dy/dt = 2x*dx/dt = 2(3)(10) = 60.

To find d(theta)/dt:

A triangle is drawn using the line that makes the angle of inclination.
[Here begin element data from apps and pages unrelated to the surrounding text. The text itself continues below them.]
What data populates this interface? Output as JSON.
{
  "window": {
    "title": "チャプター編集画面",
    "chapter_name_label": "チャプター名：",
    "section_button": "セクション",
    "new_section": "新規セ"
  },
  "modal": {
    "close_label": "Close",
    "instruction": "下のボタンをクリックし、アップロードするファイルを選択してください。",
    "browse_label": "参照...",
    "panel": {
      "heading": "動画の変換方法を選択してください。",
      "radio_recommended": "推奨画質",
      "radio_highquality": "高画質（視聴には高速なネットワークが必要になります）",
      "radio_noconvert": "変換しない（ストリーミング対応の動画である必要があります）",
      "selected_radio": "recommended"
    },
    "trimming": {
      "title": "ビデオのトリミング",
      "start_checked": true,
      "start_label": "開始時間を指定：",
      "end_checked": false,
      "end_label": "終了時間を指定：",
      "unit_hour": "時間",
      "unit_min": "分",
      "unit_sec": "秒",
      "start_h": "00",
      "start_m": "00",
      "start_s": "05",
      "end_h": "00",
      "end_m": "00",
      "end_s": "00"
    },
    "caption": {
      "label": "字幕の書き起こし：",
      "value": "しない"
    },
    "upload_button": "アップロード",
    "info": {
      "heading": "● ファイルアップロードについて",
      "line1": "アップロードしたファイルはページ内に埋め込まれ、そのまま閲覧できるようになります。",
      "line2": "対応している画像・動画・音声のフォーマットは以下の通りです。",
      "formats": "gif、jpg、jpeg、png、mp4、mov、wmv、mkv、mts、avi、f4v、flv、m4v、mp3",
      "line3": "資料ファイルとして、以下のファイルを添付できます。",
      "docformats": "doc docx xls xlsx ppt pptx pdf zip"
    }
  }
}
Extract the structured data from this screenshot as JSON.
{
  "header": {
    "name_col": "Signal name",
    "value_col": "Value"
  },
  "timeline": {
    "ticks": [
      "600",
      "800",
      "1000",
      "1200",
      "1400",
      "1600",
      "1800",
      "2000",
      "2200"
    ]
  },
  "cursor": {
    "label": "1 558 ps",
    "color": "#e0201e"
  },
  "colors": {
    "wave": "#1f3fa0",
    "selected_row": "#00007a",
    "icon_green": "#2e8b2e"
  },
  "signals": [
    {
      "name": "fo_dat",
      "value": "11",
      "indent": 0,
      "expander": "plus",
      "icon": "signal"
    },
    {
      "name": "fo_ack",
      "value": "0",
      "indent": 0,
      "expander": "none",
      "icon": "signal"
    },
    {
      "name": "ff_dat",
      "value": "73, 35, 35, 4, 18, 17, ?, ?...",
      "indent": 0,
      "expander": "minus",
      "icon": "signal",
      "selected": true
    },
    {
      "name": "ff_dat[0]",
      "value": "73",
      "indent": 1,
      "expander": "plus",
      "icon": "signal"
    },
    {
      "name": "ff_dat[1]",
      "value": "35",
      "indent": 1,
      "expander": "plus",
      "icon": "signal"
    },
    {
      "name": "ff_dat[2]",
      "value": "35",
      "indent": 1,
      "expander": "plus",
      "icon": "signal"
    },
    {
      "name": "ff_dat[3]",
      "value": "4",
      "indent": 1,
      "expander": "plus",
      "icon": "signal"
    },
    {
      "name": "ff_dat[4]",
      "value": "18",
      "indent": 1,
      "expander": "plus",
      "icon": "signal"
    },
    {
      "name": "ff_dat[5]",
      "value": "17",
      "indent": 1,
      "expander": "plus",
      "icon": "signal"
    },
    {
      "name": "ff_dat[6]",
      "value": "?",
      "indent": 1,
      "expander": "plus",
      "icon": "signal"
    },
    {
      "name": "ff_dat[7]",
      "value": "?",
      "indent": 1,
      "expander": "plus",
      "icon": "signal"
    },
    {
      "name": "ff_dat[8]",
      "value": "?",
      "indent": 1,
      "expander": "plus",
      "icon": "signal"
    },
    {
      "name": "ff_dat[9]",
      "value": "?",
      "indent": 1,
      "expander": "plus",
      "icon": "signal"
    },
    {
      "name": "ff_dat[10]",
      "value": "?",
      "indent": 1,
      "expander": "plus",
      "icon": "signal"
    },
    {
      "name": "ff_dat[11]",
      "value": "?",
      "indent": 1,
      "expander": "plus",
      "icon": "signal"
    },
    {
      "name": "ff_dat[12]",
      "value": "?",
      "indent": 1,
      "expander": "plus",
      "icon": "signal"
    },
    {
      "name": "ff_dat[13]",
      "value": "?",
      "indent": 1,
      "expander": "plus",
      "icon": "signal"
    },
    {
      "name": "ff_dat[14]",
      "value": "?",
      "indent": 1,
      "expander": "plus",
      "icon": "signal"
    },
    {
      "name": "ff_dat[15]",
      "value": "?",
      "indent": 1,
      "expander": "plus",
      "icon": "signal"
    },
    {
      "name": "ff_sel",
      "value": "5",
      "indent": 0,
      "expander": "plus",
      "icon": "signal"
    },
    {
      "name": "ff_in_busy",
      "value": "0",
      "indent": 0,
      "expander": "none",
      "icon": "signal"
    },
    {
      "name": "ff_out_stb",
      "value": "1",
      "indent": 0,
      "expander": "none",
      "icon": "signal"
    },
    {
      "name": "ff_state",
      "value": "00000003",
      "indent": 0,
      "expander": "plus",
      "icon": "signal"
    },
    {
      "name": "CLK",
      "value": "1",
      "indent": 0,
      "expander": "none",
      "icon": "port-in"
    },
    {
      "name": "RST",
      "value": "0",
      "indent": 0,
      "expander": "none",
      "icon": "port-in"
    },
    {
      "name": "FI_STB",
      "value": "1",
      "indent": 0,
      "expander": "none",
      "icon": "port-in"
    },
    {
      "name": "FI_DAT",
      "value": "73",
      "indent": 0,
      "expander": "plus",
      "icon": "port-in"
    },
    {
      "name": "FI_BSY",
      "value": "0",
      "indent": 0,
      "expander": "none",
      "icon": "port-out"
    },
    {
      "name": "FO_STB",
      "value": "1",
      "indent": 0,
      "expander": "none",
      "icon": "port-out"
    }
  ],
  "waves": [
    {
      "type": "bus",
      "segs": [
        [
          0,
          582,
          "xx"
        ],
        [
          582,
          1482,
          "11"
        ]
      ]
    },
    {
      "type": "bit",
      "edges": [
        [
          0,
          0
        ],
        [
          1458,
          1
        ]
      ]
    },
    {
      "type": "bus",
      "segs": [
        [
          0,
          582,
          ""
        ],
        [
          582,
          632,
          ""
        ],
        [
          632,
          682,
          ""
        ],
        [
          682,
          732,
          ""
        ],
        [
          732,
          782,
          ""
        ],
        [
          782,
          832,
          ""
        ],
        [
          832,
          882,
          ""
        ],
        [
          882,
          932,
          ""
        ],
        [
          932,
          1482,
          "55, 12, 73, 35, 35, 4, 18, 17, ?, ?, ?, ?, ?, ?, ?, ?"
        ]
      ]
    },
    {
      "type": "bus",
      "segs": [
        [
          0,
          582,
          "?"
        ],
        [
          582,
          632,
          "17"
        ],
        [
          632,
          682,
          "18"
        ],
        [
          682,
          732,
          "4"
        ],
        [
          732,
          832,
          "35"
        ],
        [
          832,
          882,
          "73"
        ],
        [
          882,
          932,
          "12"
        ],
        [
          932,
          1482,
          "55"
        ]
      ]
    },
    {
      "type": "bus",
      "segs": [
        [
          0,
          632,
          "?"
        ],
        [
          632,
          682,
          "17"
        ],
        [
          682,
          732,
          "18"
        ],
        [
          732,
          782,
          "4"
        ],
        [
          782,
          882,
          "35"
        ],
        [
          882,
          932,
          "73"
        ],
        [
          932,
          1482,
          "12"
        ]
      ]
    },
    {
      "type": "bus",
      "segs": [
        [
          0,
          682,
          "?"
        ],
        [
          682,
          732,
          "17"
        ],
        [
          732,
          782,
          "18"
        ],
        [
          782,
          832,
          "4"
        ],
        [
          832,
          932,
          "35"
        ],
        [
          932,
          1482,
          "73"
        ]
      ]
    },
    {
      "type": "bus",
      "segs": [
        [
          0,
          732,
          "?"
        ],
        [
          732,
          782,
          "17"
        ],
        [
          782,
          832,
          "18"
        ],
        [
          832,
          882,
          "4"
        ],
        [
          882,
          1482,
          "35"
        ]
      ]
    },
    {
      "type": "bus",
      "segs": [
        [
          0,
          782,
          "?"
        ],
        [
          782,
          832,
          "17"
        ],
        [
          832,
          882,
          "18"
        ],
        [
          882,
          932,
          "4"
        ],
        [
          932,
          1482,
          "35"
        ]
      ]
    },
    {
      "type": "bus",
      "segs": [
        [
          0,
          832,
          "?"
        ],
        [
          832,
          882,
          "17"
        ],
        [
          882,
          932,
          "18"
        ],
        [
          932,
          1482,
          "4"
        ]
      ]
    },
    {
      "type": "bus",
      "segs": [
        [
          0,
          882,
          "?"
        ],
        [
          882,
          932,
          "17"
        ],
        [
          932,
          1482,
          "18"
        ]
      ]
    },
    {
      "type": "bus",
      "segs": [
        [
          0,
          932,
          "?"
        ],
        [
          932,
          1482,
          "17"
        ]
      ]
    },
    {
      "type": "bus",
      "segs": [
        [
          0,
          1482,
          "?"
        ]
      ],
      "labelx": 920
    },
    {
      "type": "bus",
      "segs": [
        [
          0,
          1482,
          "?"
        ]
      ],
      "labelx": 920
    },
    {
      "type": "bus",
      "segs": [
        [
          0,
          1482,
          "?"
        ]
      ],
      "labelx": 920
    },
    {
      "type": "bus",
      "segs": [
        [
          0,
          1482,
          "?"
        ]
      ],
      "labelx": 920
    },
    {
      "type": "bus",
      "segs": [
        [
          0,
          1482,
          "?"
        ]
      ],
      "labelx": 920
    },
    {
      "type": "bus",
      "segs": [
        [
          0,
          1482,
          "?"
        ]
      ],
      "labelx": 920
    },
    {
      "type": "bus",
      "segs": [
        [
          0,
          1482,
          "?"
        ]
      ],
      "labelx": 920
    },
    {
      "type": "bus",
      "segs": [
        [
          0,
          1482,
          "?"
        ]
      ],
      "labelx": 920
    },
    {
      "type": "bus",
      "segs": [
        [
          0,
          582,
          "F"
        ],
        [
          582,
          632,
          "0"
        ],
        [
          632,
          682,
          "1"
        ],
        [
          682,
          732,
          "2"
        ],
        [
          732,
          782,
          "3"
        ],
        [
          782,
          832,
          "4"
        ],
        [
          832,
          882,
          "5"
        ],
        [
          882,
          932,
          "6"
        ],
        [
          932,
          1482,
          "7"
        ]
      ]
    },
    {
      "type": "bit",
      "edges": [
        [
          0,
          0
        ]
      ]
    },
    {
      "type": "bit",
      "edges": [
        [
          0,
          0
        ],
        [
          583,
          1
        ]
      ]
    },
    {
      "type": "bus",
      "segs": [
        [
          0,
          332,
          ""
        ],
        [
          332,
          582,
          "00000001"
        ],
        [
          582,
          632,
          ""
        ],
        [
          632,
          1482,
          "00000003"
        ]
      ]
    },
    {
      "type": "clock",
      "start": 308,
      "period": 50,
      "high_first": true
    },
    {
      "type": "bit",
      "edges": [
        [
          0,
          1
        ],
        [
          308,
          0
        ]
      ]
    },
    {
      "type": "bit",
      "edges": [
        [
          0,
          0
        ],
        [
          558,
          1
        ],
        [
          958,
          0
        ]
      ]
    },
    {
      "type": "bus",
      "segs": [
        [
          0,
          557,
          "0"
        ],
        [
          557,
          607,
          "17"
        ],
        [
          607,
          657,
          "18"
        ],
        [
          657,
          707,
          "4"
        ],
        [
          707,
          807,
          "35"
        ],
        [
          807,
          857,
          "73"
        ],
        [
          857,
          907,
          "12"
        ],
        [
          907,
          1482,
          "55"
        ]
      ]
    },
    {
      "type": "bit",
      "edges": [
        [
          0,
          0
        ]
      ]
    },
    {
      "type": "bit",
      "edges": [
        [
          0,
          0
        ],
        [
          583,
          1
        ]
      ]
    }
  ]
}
At x=3, the y-value is 9, since y = x^2 = 3^2 = 9.

Theta is the angle formed by the x-axis and the line that goes through (3,9).

Equation with theta:

`tan(theta)=y/x`

`theta=tan^(-1)(y/x)`

Take the derivative of both sides with respect to t:

`(d theta)/dt=1/(1+(y/x)^2)*[(x*(dy/dt)-y*(dx/dt))/x^2]`

`(d theta)/dt=1/(1+(9/3)^2)*[(3(60)-9(10))/3^2]`

`(d theta)/dt=1/10*[(180-90)/9]`

`(d theta)/dt=1/10*10=1`

The angle of inclination is changing at a rate of **1 radian/sec**.

**Further Reading**

Let angle of inclination be denoted by A, then tan A = y/x, and A = tan^-1(y/x)

We have to calculate the derivative, dA/dt.

dx/dt is given as 3 ms^-1.

dA/dt = d(tan^-1(y/x))/dt. Let Z = y/x

Then,

dA/dt = [1 / (1+Z^2)] * dZ/dt . This equation B

Let us find dZ/dt,

Z = y/x therefore,

dZ/dt = [(dy/dt *x) - (1*y)]/x^2

dZ/dt = (x*dy/dt - y)/ x^2. This is equation C

Now we will calculate dy/dt at x = 3m.

y = x^2, y = 3^2 = 9 at x =3m.

Then dy/dt = 2*x*dx/dt

which gives, dy/dt = 2*3*10 =60 at x = 3m.

therefore substituting in equation C gives,

dZ/dt = (3*60-9)/9 = (20-1) = 19.

and Z = y/x = 9/3 = 3.

Now substituting in equation B gives,

dA/dt =[(1 / (1+3^2)] * 19

dA/dt = (1/10)*19 = 1.9 rad/s

Therefore the angle A is changing at a rate of 1.9 rad/s when x = 3m.